Vermeer’s Milkmaid is a collection of short stories by Galician writer, Manuel Rivas. I had to wikipedia Galicia because, shamefacedly, I didn’t know where it was. To show off my new knowledge and enlighten those others who don’t know, it’s in Spain. North West Spain, to be exact, and according to the Great Encyclopaedia, an historical autonomous community.
Although Rivas writes in Spanish and Galician, the book I read had been translated into English, which was pretty handy. I talked about translation back in August, and I still believe that translator’s a hard job. You have to retain not only the meaning, but the style and inflection of each sentence. No pressure, then.
I’d like to be able to read Galician, so I can make a proper observation about the translation of the stories. In this absence, I’ll just say that Rivas’ writing came across as succinct but evocative, in all sixteen stories. These were indeed, short, as the book itself struggled to reach one hundred and twenty pages.
They all represented what I would call, good short stories. There was a clear plot and all of the relevant details were revealed about characters, locations, events, with just enough guess work to make them mysterious. The majority of them centred around male characters, searching for something from a long lost love to their bodies, which they have been estranged from.
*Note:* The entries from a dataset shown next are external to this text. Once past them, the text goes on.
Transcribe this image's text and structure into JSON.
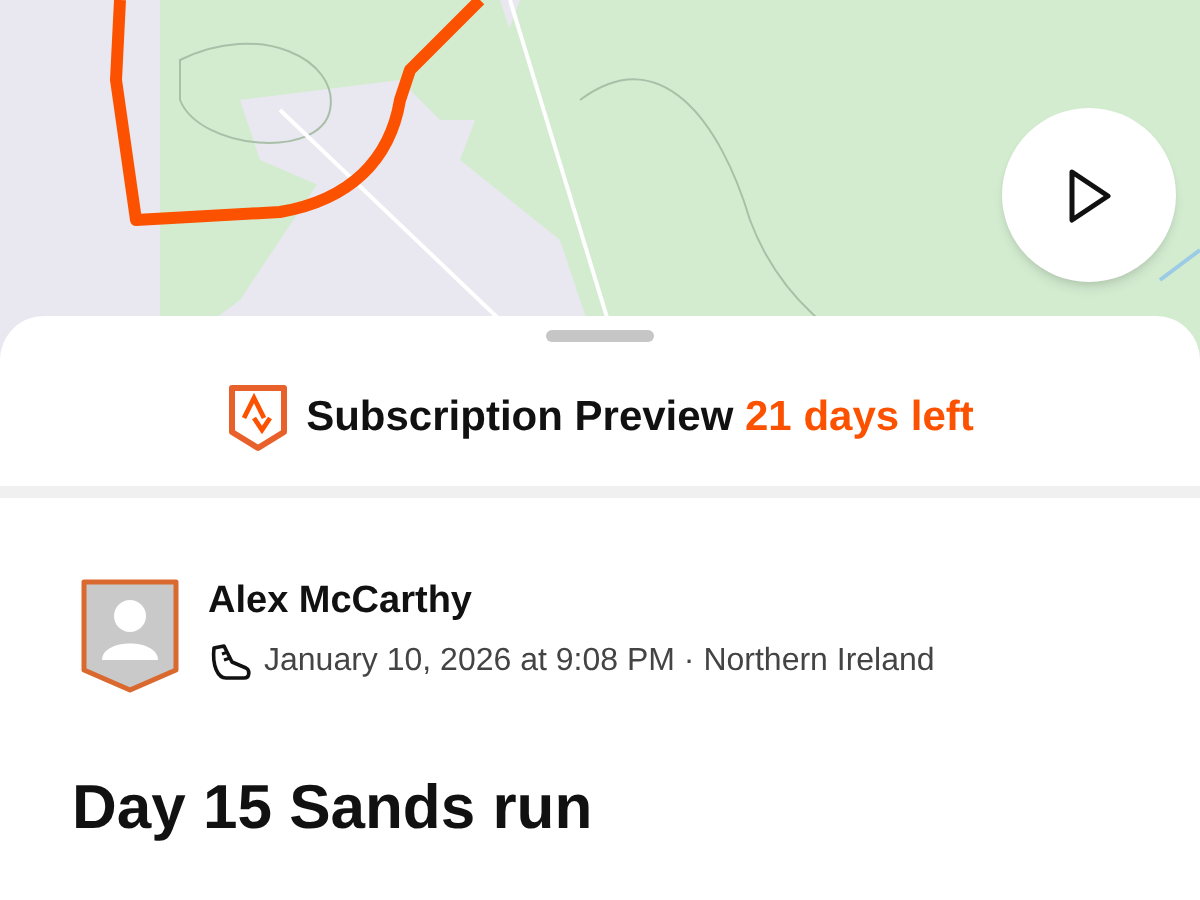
{
  "banner": {
    "title": "Subscription Preview",
    "remaining": "21 days left"
  },
  "activity": {
    "athlete": "Alex McCarthy",
    "meta": "January 10, 2026 at 9:08 PM · Northern Ireland",
    "title": "Day 15 Sands run"
  }
}
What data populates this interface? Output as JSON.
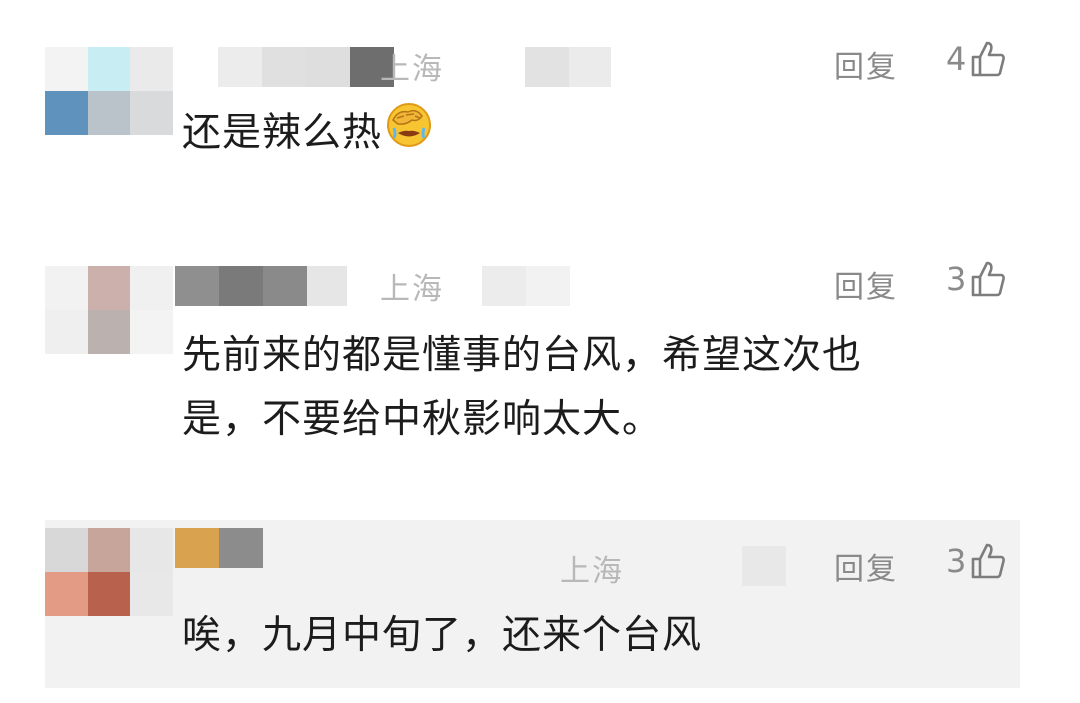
{
  "comments": [
    {
      "location": "上海",
      "reply_label": "回复",
      "like_count": "4",
      "text": "还是辣么热",
      "emoji": "face-palm-emoji",
      "avatar_colors": [
        "#f3f3f3",
        "#c8eef3",
        "#eaeaea",
        "#5f93bd",
        "#b9c3c9",
        "#d8dadb"
      ],
      "name_blur_colors": [
        "#ececec",
        "#e0e0e0",
        "#dedede",
        "#6e6e6e"
      ],
      "trailing_blur_colors": [
        "#e2e2e2",
        "#ebebeb"
      ]
    },
    {
      "location": "上海",
      "reply_label": "回复",
      "like_count": "3",
      "text_lines": [
        "先前来的都是懂事的台风，希望这次也",
        "是，不要给中秋影响太大。"
      ],
      "avatar_colors": [
        "#f2f2f2",
        "#ccb0ac",
        "#f0f0f0",
        "#efefef",
        "#bbb1ae",
        "#f3f3f3"
      ],
      "name_blur_colors": [
        "#8f8f8f",
        "#7a7a7a",
        "#8a8a8a",
        "#e6e6e6"
      ],
      "trailing_blur_colors": [
        "#ececec",
        "#f2f2f2"
      ]
    },
    {
      "location": "上海",
      "reply_label": "回复",
      "like_count": "3",
      "text": "唉，九月中旬了，还来个台风",
      "avatar_colors": [
        "#d8d8d8",
        "#c7a59b",
        "#e7e7e7",
        "#e49b86",
        "#b8614c",
        "#e8e8e8"
      ],
      "name_blur_colors": [
        "#d9a24f",
        "#8c8c8c"
      ],
      "trailing_blur_colors": [
        "#e8e8e8",
        "#dcdcdc"
      ]
    }
  ]
}
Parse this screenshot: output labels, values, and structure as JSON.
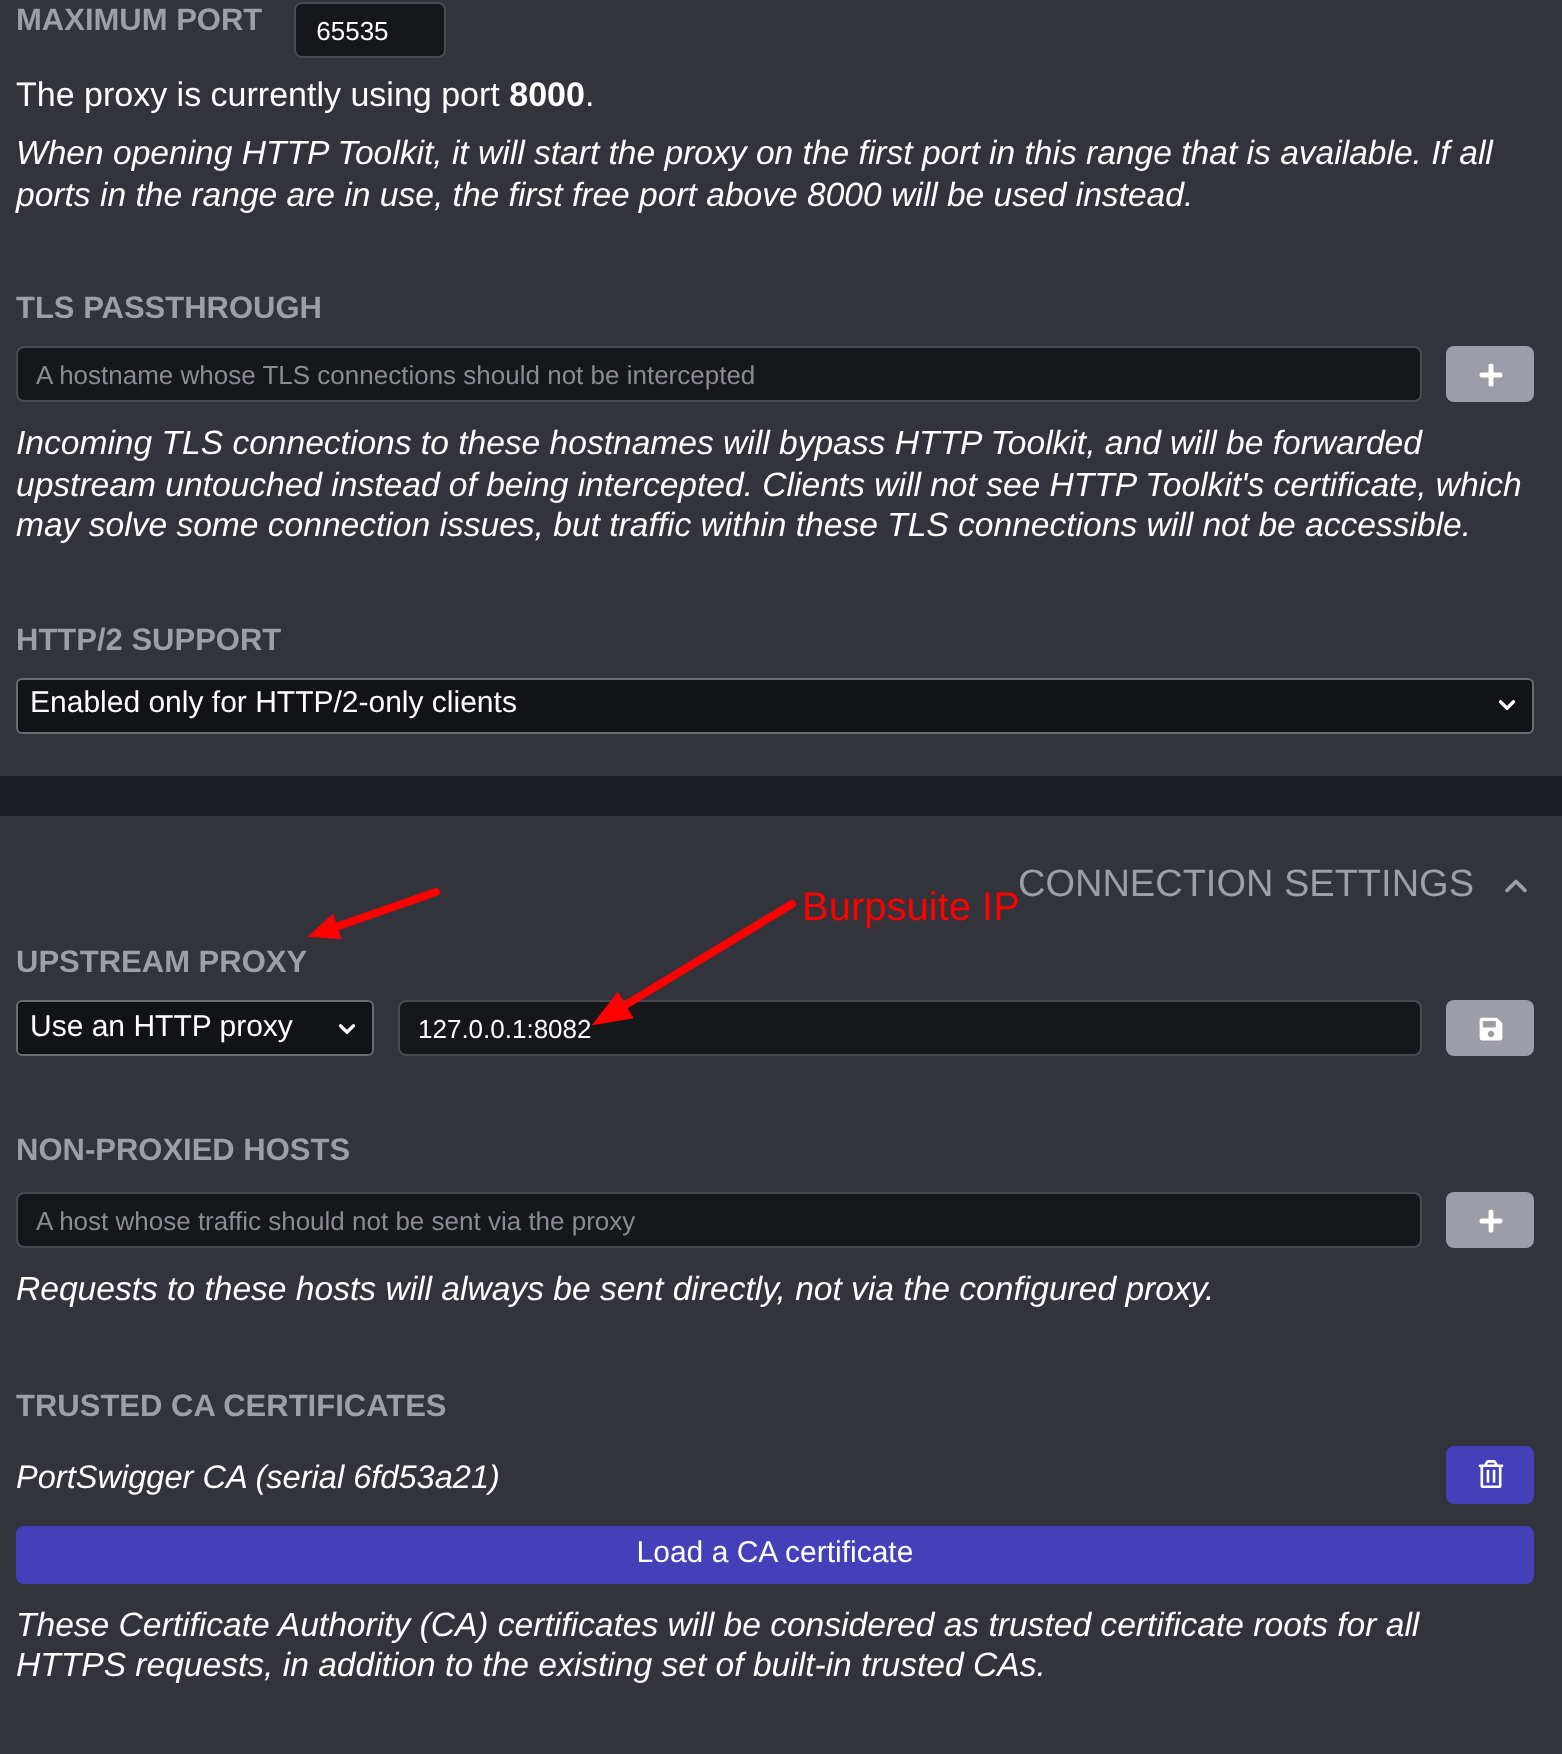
{
  "port_settings": {
    "max_port": {
      "label": "MAXIMUM PORT",
      "value": "65535"
    },
    "status": "The proxy is currently using port **8000**.",
    "note": "When opening HTTP Toolkit, it will start the proxy on the first port in this range that is available. If all ports in the range are in use, the first free port above 8000 will be used instead."
  },
  "tls_passthrough": {
    "label": "TLS PASSTHROUGH",
    "input": {
      "placeholder": "A hostname whose TLS connections should not be intercepted"
    },
    "note": "Incoming TLS connections to these hostnames will bypass HTTP Toolkit, and will be forwarded upstream untouched instead of being intercepted. Clients will not see HTTP Toolkit's certificate, which may solve some connection issues, but traffic within these TLS connections will not be accessible."
  },
  "http2_support": {
    "label": "HTTP/2 SUPPORT",
    "select": {
      "value": "Enabled only for HTTP/2-only clients"
    }
  },
  "connection_settings": {
    "title": "CONNECTION SETTINGS",
    "expanded": true,
    "upstream_proxy": {
      "label": "UPSTREAM PROXY",
      "mode": {
        "value": "Use an HTTP proxy"
      },
      "address": {
        "value": "127.0.0.1:8082"
      }
    },
    "non_proxied_hosts": {
      "label": "NON-PROXIED HOSTS",
      "input": {
        "placeholder": "A host whose traffic should not be sent via the proxy"
      },
      "note": "Requests to these hosts will always be sent directly, not via the configured proxy."
    },
    "trusted_ca_certificates": {
      "label": "TRUSTED CA CERTIFICATES",
      "certificates": [
        {
          "name": "PortSwigger CA (serial 6fd53a21)"
        }
      ],
      "load_button": "Load a CA certificate",
      "note": "These Certificate Authority (CA) certificates will be considered as trusted certificate roots for all HTTPS requests, in addition to the existing set of built-in trusted CAs."
    }
  },
  "annotation": {
    "text": "Burpsuite IP"
  }
}
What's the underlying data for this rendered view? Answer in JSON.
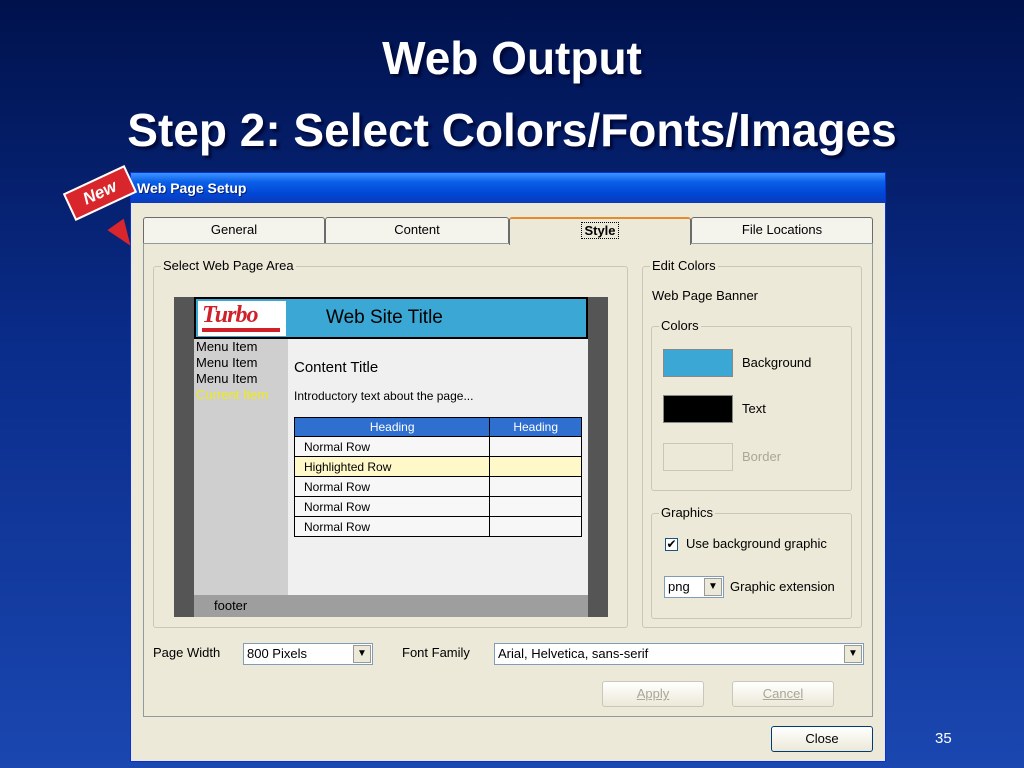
{
  "slide": {
    "title_line1": "Web Output",
    "title_line2": "Step 2: Select Colors/Fonts/Images",
    "badge": "New",
    "page_number": "35"
  },
  "dialog": {
    "title": "Web Page Setup",
    "tabs": [
      {
        "label": "General"
      },
      {
        "label": "Content"
      },
      {
        "label": "Style",
        "active": true
      },
      {
        "label": "File Locations"
      }
    ],
    "select_area": {
      "group_label": "Select Web Page Area",
      "preview": {
        "logo_text": "Turbo",
        "site_title": "Web Site Title",
        "menu_items": [
          "Menu Item",
          "Menu Item",
          "Menu Item"
        ],
        "current_item": "Current Item",
        "content_title": "Content Title",
        "intro_text": "Introductory text about the page...",
        "table_headings": [
          "Heading",
          "Heading"
        ],
        "rows": [
          "Normal Row",
          "Highlighted Row",
          "Normal Row",
          "Normal Row",
          "Normal Row"
        ],
        "footer": "footer"
      }
    },
    "edit_colors": {
      "group_label": "Edit Colors",
      "selected_area": "Web Page Banner",
      "colors_group_label": "Colors",
      "colors": [
        {
          "label": "Background",
          "value": "#3aa7d4",
          "enabled": true
        },
        {
          "label": "Text",
          "value": "#000000",
          "enabled": true
        },
        {
          "label": "Border",
          "value": "#ece9d8",
          "enabled": false
        }
      ],
      "graphics_group_label": "Graphics",
      "use_background_graphic_label": "Use background graphic",
      "use_background_graphic": true,
      "graphic_extension_value": "png",
      "graphic_extension_label": "Graphic extension"
    },
    "page_width_label": "Page Width",
    "page_width_value": "800 Pixels",
    "font_family_label": "Font Family",
    "font_family_value": "Arial, Helvetica, sans-serif",
    "apply_label": "Apply",
    "cancel_label": "Cancel",
    "close_label": "Close"
  }
}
Most of the stories had an element of fantasy in them, from the tarot card reader who refuses to read after drawing a bad omen card, to the three page story following a conversation about murder amongst inanimate objects, from the Television to the Ashtray to the Darkness itself.
Another mark of a good short story, or collection of, is how they affect you. I read A Perfect Day for Bananafish, by J.D. Salinger, in a creative writing class years ago, and I still think about it. Due to their nature, they usually revolve around a short, sharp event in someone’s life. In Rivas’ collection, an old man recounts the time where he got so frustrated with his lover’s yappy dog that he snuck back to her house at night and murdered it by ramming a steel spike down its throat. She knew, of course, and he never saw her again.
The stories are haunting, full of dusty images of the Civil War and sax players. They come and go in a flash, but promise to remain in my imagination for a long time to come.
I’d recommend these to people who enjoy short stories with a darker, deeper side – ones which may need careful re-reading to see all of the layers. It might help to know where Galicia is as well.